Items from an interface collection:
-------------------------

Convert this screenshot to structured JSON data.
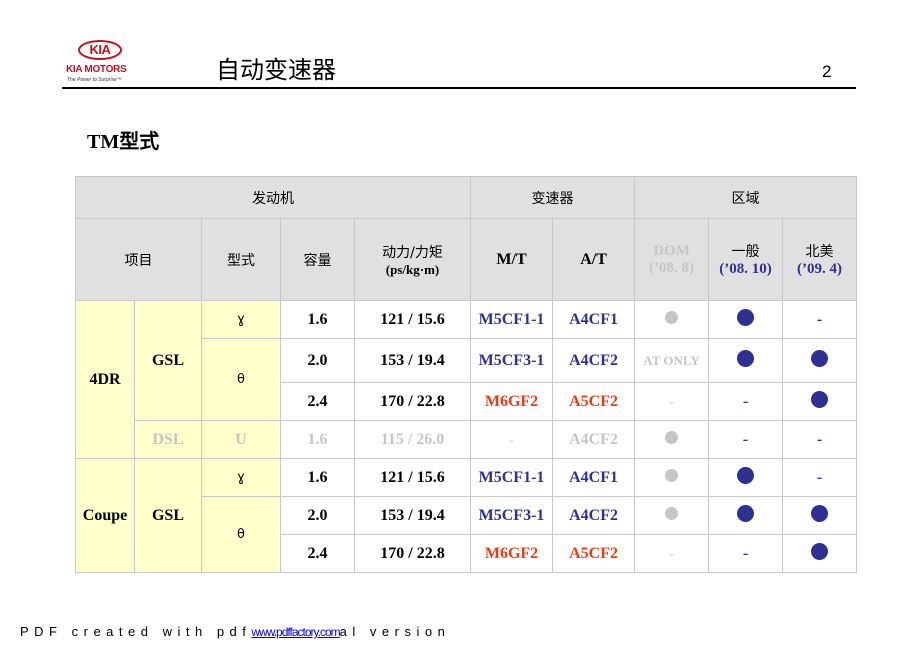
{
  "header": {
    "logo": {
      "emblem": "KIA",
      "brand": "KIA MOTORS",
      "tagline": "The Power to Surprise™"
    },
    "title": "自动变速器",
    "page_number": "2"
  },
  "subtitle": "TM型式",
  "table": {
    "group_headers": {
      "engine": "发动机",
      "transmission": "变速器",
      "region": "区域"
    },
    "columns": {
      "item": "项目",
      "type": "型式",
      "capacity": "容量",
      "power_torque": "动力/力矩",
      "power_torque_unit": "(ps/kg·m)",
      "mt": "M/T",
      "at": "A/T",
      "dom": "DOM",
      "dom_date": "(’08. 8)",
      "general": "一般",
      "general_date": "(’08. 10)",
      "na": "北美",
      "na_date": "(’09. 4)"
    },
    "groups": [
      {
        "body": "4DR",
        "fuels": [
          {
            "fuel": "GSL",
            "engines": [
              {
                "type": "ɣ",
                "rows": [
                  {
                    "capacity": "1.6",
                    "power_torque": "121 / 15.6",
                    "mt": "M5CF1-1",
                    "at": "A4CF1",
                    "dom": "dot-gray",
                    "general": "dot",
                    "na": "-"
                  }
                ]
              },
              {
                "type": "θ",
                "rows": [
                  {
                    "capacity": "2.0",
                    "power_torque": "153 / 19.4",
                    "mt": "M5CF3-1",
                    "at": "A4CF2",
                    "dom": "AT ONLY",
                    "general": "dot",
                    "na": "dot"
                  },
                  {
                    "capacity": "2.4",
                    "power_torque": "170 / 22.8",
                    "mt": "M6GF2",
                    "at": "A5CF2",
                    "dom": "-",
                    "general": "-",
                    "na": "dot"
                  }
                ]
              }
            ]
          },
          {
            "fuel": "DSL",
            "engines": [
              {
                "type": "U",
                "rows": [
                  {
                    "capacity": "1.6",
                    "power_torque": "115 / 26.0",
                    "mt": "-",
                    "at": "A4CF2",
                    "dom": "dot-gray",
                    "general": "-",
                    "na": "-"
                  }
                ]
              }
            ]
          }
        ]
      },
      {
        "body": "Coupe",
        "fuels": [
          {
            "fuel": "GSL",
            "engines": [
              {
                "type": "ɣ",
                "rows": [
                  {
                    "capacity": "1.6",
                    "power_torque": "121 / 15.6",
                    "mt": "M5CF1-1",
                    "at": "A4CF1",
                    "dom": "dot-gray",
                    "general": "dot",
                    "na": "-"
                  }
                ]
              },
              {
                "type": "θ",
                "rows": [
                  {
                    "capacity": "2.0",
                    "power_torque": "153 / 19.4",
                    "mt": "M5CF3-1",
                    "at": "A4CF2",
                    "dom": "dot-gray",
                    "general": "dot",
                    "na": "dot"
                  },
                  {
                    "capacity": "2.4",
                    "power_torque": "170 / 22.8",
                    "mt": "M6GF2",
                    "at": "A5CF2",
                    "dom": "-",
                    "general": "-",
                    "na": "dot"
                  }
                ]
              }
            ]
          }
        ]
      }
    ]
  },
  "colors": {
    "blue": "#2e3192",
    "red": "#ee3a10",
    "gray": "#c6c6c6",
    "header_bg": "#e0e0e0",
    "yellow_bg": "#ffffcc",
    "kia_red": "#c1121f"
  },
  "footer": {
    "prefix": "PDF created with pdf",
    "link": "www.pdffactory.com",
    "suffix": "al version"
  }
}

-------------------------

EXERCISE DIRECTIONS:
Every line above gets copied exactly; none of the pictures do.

RESPONSE TO THIS EXERCISE:
Convert this screenshot to structured JSON data.
{
  "header": {
    "logo": {
      "emblem": "KIA",
      "brand": "KIA MOTORS",
      "tagline": "The Power to Surprise™"
    },
    "title": "自动变速器",
    "page_number": "2"
  },
  "subtitle": "TM型式",
  "table": {
    "group_headers": {
      "engine": "发动机",
      "transmission": "变速器",
      "region": "区域"
    },
    "columns": {
      "item": "项目",
      "type": "型式",
      "capacity": "容量",
      "power_torque": "动力/力矩",
      "power_torque_unit": "(ps/kg·m)",
      "mt": "M/T",
      "at": "A/T",
      "dom": "DOM",
      "dom_date": "(’08. 8)",
      "general": "一般",
      "general_date": "(’08. 10)",
      "na": "北美",
      "na_date": "(’09. 4)"
    },
    "groups": [
      {
        "body": "4DR",
        "fuels": [
          {
            "fuel": "GSL",
            "engines": [
              {
                "type": "ɣ",
                "rows": [
                  {
                    "capacity": "1.6",
                    "power_torque": "121 / 15.6",
                    "mt": "M5CF1-1",
                    "at": "A4CF1",
                    "dom": "dot-gray",
                    "general": "dot",
                    "na": "-"
                  }
                ]
              },
              {
                "type": "θ",
                "rows": [
                  {
                    "capacity": "2.0",
                    "power_torque": "153 / 19.4",
                    "mt": "M5CF3-1",
                    "at": "A4CF2",
                    "dom": "AT ONLY",
                    "general": "dot",
                    "na": "dot"
                  },
                  {
                    "capacity": "2.4",
                    "power_torque": "170 / 22.8",
                    "mt": "M6GF2",
                    "at": "A5CF2",
                    "dom": "-",
                    "general": "-",
                    "na": "dot"
                  }
                ]
              }
            ]
          },
          {
            "fuel": "DSL",
            "engines": [
              {
                "type": "U",
                "rows": [
                  {
                    "capacity": "1.6",
                    "power_torque": "115 / 26.0",
                    "mt": "-",
                    "at": "A4CF2",
                    "dom": "dot-gray",
                    "general": "-",
                    "na": "-"
                  }
                ]
              }
            ]
          }
        ]
      },
      {
        "body": "Coupe",
        "fuels": [
          {
            "fuel": "GSL",
            "engines": [
              {
                "type": "ɣ",
                "rows": [
                  {
                    "capacity": "1.6",
                    "power_torque": "121 / 15.6",
                    "mt": "M5CF1-1",
                    "at": "A4CF1",
                    "dom": "dot-gray",
                    "general": "dot",
                    "na": "-"
                  }
                ]
              },
              {
                "type": "θ",
                "rows": [
                  {
                    "capacity": "2.0",
                    "power_torque": "153 / 19.4",
                    "mt": "M5CF3-1",
                    "at": "A4CF2",
                    "dom": "dot-gray",
                    "general": "dot",
                    "na": "dot"
                  },
                  {
                    "capacity": "2.4",
                    "power_torque": "170 / 22.8",
                    "mt": "M6GF2",
                    "at": "A5CF2",
                    "dom": "-",
                    "general": "-",
                    "na": "dot"
                  }
                ]
              }
            ]
          }
        ]
      }
    ]
  },
  "colors": {
    "blue": "#2e3192",
    "red": "#ee3a10",
    "gray": "#c6c6c6",
    "header_bg": "#e0e0e0",
    "yellow_bg": "#ffffcc",
    "kia_red": "#c1121f"
  },
  "footer": {
    "prefix": "PDF created with pdf",
    "link": "www.pdffactory.com",
    "suffix": "al version"
  }
}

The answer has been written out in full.